-------- Material for this exercise --------
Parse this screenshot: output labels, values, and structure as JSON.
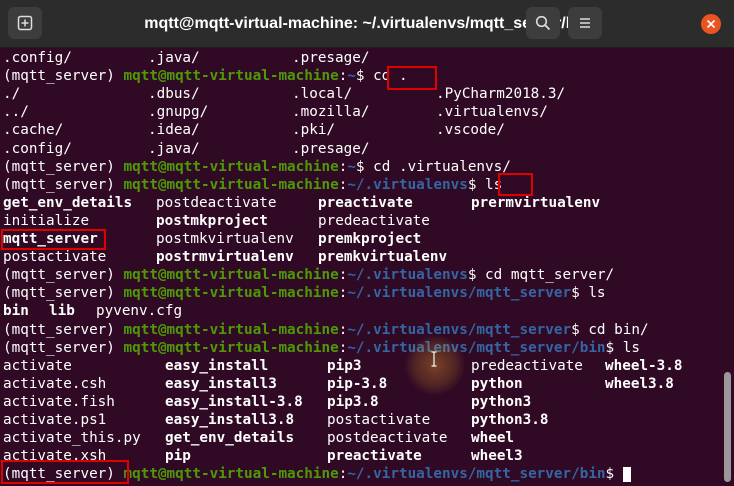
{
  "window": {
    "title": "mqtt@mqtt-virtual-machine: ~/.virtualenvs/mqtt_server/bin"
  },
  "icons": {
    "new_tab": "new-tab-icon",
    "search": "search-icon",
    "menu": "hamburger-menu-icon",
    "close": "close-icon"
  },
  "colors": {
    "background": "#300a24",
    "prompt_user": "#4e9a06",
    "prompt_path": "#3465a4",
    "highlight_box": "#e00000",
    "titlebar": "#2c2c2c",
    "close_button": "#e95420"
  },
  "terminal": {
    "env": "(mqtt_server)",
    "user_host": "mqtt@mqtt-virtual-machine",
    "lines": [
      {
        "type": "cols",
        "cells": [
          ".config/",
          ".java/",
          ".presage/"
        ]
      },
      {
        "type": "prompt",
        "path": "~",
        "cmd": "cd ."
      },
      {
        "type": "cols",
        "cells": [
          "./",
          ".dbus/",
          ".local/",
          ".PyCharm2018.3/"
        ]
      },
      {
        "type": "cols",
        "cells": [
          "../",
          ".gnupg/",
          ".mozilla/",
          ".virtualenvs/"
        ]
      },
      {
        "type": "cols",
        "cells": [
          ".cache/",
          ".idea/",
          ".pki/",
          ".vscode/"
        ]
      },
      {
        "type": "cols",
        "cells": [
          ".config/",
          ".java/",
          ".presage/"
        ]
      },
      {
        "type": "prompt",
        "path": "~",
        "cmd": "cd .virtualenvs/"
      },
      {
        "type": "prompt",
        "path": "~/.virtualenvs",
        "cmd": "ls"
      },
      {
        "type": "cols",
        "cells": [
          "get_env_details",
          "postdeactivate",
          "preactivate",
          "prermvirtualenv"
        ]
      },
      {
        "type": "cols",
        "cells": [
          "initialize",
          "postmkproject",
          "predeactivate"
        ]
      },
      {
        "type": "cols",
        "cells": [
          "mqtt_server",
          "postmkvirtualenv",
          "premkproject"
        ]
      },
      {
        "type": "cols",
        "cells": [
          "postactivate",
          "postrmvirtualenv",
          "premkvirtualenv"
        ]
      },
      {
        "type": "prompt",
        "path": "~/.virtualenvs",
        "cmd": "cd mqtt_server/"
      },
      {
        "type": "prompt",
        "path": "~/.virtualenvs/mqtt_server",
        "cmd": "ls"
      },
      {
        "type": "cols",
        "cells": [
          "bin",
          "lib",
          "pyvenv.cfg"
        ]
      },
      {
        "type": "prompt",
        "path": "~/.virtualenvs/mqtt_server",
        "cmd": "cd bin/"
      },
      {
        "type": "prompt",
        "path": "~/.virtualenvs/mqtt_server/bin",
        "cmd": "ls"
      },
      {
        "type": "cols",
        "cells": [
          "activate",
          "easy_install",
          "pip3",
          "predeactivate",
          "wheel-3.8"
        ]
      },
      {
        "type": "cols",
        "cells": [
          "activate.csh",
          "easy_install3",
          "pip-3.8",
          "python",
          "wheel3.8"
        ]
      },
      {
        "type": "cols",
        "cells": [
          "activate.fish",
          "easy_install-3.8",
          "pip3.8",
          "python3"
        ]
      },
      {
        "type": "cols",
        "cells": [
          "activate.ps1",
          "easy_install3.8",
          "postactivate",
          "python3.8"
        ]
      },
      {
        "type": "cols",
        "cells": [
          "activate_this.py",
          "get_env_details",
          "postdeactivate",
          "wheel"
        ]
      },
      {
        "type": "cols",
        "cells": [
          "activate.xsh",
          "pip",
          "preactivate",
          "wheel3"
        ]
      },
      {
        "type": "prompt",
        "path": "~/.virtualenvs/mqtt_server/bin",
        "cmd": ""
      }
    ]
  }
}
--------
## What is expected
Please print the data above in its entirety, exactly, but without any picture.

## Solved problem
Parse this screenshot: output labels, values, and structure as JSON.
{
  "window": {
    "title": "mqtt@mqtt-virtual-machine: ~/.virtualenvs/mqtt_server/bin"
  },
  "icons": {
    "new_tab": "new-tab-icon",
    "search": "search-icon",
    "menu": "hamburger-menu-icon",
    "close": "close-icon"
  },
  "colors": {
    "background": "#300a24",
    "prompt_user": "#4e9a06",
    "prompt_path": "#3465a4",
    "highlight_box": "#e00000",
    "titlebar": "#2c2c2c",
    "close_button": "#e95420"
  },
  "terminal": {
    "env": "(mqtt_server)",
    "user_host": "mqtt@mqtt-virtual-machine",
    "lines": [
      {
        "type": "cols",
        "cells": [
          ".config/",
          ".java/",
          ".presage/"
        ]
      },
      {
        "type": "prompt",
        "path": "~",
        "cmd": "cd ."
      },
      {
        "type": "cols",
        "cells": [
          "./",
          ".dbus/",
          ".local/",
          ".PyCharm2018.3/"
        ]
      },
      {
        "type": "cols",
        "cells": [
          "../",
          ".gnupg/",
          ".mozilla/",
          ".virtualenvs/"
        ]
      },
      {
        "type": "cols",
        "cells": [
          ".cache/",
          ".idea/",
          ".pki/",
          ".vscode/"
        ]
      },
      {
        "type": "cols",
        "cells": [
          ".config/",
          ".java/",
          ".presage/"
        ]
      },
      {
        "type": "prompt",
        "path": "~",
        "cmd": "cd .virtualenvs/"
      },
      {
        "type": "prompt",
        "path": "~/.virtualenvs",
        "cmd": "ls"
      },
      {
        "type": "cols",
        "cells": [
          "get_env_details",
          "postdeactivate",
          "preactivate",
          "prermvirtualenv"
        ]
      },
      {
        "type": "cols",
        "cells": [
          "initialize",
          "postmkproject",
          "predeactivate"
        ]
      },
      {
        "type": "cols",
        "cells": [
          "mqtt_server",
          "postmkvirtualenv",
          "premkproject"
        ]
      },
      {
        "type": "cols",
        "cells": [
          "postactivate",
          "postrmvirtualenv",
          "premkvirtualenv"
        ]
      },
      {
        "type": "prompt",
        "path": "~/.virtualenvs",
        "cmd": "cd mqtt_server/"
      },
      {
        "type": "prompt",
        "path": "~/.virtualenvs/mqtt_server",
        "cmd": "ls"
      },
      {
        "type": "cols",
        "cells": [
          "bin",
          "lib",
          "pyvenv.cfg"
        ]
      },
      {
        "type": "prompt",
        "path": "~/.virtualenvs/mqtt_server",
        "cmd": "cd bin/"
      },
      {
        "type": "prompt",
        "path": "~/.virtualenvs/mqtt_server/bin",
        "cmd": "ls"
      },
      {
        "type": "cols",
        "cells": [
          "activate",
          "easy_install",
          "pip3",
          "predeactivate",
          "wheel-3.8"
        ]
      },
      {
        "type": "cols",
        "cells": [
          "activate.csh",
          "easy_install3",
          "pip-3.8",
          "python",
          "wheel3.8"
        ]
      },
      {
        "type": "cols",
        "cells": [
          "activate.fish",
          "easy_install-3.8",
          "pip3.8",
          "python3"
        ]
      },
      {
        "type": "cols",
        "cells": [
          "activate.ps1",
          "easy_install3.8",
          "postactivate",
          "python3.8"
        ]
      },
      {
        "type": "cols",
        "cells": [
          "activate_this.py",
          "get_env_details",
          "postdeactivate",
          "wheel"
        ]
      },
      {
        "type": "cols",
        "cells": [
          "activate.xsh",
          "pip",
          "preactivate",
          "wheel3"
        ]
      },
      {
        "type": "prompt",
        "path": "~/.virtualenvs/mqtt_server/bin",
        "cmd": ""
      }
    ]
  }
}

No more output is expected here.